─── Input material ───

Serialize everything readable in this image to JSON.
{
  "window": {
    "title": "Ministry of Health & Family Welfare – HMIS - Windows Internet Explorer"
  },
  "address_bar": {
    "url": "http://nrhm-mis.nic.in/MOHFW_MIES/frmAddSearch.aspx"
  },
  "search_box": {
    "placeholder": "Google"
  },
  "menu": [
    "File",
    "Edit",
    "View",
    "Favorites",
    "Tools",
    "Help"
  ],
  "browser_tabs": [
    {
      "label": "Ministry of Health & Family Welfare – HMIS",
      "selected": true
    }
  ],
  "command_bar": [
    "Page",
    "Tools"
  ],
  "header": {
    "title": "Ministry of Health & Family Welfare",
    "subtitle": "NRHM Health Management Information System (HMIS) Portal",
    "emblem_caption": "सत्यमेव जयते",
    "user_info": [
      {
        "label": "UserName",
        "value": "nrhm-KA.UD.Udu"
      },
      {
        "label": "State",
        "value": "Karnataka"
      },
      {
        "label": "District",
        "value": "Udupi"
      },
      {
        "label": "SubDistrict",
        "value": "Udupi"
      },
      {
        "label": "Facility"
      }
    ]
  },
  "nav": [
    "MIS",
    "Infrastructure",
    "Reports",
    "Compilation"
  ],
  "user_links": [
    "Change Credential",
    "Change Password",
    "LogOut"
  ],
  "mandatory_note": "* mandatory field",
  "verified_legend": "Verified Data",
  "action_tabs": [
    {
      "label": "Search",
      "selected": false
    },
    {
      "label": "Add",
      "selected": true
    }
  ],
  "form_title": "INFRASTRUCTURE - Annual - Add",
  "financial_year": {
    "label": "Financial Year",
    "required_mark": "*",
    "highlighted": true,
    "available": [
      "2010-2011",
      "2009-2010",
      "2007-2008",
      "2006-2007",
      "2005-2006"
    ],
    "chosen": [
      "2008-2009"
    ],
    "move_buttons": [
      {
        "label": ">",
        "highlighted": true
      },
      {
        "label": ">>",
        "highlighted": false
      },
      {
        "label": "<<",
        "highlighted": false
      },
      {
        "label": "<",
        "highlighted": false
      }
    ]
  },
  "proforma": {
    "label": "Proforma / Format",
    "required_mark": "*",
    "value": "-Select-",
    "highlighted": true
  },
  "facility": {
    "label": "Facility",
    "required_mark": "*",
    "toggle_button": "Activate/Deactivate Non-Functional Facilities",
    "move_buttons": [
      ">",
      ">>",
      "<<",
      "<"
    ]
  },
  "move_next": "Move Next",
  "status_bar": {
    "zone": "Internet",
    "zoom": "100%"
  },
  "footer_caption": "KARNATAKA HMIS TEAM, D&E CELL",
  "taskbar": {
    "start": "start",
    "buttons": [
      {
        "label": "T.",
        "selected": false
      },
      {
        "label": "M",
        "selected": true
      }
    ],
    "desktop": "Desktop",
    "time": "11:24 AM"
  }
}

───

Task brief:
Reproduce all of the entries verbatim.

Response area:
Serialize everything readable in this image to JSON.
{
  "window": {
    "title": "Ministry of Health & Family Welfare – HMIS - Windows Internet Explorer"
  },
  "address_bar": {
    "url": "http://nrhm-mis.nic.in/MOHFW_MIES/frmAddSearch.aspx"
  },
  "search_box": {
    "placeholder": "Google"
  },
  "menu": [
    "File",
    "Edit",
    "View",
    "Favorites",
    "Tools",
    "Help"
  ],
  "browser_tabs": [
    {
      "label": "Ministry of Health & Family Welfare – HMIS",
      "selected": true
    }
  ],
  "command_bar": [
    "Page",
    "Tools"
  ],
  "header": {
    "title": "Ministry of Health & Family Welfare",
    "subtitle": "NRHM Health Management Information System (HMIS) Portal",
    "emblem_caption": "सत्यमेव जयते",
    "user_info": [
      {
        "label": "UserName",
        "value": "nrhm-KA.UD.Udu"
      },
      {
        "label": "State",
        "value": "Karnataka"
      },
      {
        "label": "District",
        "value": "Udupi"
      },
      {
        "label": "SubDistrict",
        "value": "Udupi"
      },
      {
        "label": "Facility"
      }
    ]
  },
  "nav": [
    "MIS",
    "Infrastructure",
    "Reports",
    "Compilation"
  ],
  "user_links": [
    "Change Credential",
    "Change Password",
    "LogOut"
  ],
  "mandatory_note": "* mandatory field",
  "verified_legend": "Verified Data",
  "action_tabs": [
    {
      "label": "Search",
      "selected": false
    },
    {
      "label": "Add",
      "selected": true
    }
  ],
  "form_title": "INFRASTRUCTURE - Annual - Add",
  "financial_year": {
    "label": "Financial Year",
    "required_mark": "*",
    "highlighted": true,
    "available": [
      "2010-2011",
      "2009-2010",
      "2007-2008",
      "2006-2007",
      "2005-2006"
    ],
    "chosen": [
      "2008-2009"
    ],
    "move_buttons": [
      {
        "label": ">",
        "highlighted": true
      },
      {
        "label": ">>",
        "highlighted": false
      },
      {
        "label": "<<",
        "highlighted": false
      },
      {
        "label": "<",
        "highlighted": false
      }
    ]
  },
  "proforma": {
    "label": "Proforma / Format",
    "required_mark": "*",
    "value": "-Select-",
    "highlighted": true
  },
  "facility": {
    "label": "Facility",
    "required_mark": "*",
    "toggle_button": "Activate/Deactivate Non-Functional Facilities",
    "move_buttons": [
      ">",
      ">>",
      "<<",
      "<"
    ]
  },
  "move_next": "Move Next",
  "status_bar": {
    "zone": "Internet",
    "zoom": "100%"
  },
  "footer_caption": "KARNATAKA HMIS TEAM, D&E CELL",
  "taskbar": {
    "start": "start",
    "buttons": [
      {
        "label": "T.",
        "selected": false
      },
      {
        "label": "M",
        "selected": true
      }
    ],
    "desktop": "Desktop",
    "time": "11:24 AM"
  }
}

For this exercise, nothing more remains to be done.